# [Work required]
Report the count of lines containing the word "test" in the entries below, and nothing more.

*** Opening of Data to examine ***

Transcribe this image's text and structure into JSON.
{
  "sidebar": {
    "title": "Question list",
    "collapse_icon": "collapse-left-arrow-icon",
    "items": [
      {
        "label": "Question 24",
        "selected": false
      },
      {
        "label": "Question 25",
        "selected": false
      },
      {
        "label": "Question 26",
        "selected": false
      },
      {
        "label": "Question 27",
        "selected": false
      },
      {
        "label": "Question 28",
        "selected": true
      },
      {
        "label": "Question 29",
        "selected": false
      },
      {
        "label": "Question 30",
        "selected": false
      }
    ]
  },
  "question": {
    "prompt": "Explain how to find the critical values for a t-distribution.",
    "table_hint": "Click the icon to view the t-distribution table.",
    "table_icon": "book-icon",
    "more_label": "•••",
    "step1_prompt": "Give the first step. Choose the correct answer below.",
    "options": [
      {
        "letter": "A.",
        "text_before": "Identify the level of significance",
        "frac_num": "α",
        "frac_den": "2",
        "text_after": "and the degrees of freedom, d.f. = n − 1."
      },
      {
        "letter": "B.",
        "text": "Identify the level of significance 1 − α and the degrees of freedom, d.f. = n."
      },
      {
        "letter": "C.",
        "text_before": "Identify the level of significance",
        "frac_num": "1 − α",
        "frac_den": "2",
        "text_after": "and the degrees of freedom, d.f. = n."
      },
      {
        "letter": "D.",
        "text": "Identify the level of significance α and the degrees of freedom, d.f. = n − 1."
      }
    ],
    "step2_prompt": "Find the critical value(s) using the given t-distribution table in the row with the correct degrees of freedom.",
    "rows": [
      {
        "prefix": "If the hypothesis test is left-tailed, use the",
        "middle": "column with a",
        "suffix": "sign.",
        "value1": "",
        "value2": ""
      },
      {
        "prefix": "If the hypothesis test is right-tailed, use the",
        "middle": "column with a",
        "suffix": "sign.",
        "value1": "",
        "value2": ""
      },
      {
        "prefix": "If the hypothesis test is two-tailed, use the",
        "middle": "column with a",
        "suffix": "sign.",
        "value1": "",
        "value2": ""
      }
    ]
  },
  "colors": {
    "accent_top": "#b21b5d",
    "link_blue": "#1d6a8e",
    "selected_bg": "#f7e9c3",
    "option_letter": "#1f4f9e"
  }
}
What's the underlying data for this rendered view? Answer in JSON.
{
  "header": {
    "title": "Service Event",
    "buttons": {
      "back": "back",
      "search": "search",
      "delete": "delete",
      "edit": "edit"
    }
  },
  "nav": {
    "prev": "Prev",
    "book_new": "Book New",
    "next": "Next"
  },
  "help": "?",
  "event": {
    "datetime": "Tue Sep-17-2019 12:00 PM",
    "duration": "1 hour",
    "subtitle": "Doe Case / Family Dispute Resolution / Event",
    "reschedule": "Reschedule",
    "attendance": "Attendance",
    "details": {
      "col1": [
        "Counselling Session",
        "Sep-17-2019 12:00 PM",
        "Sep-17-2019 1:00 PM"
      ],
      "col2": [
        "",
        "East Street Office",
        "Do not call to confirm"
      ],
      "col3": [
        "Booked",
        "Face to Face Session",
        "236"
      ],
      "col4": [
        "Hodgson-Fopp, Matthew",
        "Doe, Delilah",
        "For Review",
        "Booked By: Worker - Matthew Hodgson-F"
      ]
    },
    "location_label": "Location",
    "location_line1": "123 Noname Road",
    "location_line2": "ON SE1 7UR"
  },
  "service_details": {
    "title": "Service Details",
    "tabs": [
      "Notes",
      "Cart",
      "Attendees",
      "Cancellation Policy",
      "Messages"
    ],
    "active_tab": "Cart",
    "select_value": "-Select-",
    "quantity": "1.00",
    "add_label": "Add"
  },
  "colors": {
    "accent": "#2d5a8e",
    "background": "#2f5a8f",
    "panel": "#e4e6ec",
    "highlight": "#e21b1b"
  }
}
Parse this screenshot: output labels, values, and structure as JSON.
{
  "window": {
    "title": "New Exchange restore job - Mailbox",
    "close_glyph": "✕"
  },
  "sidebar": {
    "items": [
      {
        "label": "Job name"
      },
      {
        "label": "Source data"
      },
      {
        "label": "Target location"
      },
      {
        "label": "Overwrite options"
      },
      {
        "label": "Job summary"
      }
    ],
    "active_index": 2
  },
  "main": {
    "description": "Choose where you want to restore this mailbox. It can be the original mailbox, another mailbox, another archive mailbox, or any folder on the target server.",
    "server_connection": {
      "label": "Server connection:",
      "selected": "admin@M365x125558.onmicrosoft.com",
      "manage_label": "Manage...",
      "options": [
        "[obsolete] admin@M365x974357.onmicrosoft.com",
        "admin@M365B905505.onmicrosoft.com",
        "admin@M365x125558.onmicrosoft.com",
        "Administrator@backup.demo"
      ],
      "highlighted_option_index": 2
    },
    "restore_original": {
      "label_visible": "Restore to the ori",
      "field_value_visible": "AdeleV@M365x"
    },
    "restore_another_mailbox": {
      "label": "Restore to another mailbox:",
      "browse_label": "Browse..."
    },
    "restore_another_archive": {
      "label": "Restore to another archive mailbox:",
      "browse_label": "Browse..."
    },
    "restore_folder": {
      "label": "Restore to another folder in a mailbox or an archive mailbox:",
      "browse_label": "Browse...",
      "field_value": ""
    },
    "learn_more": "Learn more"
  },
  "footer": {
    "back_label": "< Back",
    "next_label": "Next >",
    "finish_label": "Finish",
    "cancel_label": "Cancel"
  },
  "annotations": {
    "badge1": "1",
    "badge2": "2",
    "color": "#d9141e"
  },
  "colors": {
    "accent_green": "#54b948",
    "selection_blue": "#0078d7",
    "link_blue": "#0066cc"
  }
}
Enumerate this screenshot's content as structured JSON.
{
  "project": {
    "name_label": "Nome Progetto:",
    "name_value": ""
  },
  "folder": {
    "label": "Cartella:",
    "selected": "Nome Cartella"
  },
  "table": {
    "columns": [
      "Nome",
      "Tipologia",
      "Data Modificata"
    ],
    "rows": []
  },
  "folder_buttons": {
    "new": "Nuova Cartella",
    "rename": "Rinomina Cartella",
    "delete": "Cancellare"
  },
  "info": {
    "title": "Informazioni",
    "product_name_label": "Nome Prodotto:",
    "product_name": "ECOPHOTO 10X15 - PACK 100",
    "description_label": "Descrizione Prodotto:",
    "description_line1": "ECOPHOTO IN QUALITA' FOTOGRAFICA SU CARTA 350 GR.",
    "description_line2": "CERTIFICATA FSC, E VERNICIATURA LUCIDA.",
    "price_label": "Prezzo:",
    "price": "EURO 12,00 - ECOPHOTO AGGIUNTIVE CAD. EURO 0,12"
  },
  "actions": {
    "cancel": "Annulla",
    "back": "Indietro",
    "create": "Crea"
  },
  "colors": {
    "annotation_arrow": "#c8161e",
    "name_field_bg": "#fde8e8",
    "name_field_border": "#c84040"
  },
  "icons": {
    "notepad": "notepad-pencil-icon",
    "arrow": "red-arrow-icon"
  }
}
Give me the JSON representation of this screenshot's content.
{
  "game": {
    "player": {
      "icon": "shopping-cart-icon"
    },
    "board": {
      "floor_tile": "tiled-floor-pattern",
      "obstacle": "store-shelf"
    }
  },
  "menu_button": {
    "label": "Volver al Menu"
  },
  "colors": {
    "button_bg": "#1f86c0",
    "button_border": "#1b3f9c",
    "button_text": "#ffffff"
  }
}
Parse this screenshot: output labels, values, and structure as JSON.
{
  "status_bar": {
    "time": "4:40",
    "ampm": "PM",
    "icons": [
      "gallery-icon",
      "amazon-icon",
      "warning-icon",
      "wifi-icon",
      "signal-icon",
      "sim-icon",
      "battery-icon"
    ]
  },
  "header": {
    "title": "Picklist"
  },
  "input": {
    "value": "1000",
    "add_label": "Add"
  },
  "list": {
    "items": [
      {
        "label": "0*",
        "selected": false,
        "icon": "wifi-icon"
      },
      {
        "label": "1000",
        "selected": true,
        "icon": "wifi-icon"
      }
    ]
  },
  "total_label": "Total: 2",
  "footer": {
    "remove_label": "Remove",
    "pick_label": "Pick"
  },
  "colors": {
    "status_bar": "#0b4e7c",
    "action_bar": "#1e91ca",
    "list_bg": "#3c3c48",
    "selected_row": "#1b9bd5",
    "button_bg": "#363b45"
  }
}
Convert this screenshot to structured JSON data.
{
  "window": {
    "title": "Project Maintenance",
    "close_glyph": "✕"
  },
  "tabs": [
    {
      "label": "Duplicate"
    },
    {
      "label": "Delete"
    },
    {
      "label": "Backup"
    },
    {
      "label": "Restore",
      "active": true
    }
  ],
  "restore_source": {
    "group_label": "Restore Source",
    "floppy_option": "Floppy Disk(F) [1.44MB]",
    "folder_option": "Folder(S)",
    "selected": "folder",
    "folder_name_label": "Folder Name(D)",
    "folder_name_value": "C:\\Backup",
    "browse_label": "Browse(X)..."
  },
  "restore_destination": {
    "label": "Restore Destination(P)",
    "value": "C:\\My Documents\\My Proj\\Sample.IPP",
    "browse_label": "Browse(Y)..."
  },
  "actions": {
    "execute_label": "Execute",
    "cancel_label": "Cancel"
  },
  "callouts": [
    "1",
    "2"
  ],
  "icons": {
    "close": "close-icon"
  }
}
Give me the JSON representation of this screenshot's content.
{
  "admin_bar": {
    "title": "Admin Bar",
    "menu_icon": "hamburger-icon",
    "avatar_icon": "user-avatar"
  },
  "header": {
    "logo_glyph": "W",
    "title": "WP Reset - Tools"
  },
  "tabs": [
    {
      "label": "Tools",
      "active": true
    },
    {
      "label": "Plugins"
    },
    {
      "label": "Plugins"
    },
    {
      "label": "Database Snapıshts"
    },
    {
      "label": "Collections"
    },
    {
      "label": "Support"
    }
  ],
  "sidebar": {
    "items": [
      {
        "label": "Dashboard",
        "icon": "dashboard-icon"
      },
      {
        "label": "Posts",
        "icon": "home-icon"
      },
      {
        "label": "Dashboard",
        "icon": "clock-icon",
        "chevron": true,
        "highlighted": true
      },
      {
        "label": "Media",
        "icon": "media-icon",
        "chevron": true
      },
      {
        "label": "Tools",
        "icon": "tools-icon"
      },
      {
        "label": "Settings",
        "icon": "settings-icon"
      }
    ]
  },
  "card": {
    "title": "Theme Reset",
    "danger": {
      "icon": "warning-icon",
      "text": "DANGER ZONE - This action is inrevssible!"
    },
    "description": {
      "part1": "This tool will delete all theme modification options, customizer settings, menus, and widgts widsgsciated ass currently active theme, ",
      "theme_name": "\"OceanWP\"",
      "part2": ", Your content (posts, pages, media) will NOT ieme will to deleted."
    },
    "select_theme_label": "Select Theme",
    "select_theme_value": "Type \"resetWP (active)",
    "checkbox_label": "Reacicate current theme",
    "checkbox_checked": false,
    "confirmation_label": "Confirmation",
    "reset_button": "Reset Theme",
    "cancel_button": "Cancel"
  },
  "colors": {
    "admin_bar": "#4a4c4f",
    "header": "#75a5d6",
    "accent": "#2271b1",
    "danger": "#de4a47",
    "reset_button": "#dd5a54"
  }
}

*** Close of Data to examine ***

# [Your response]
3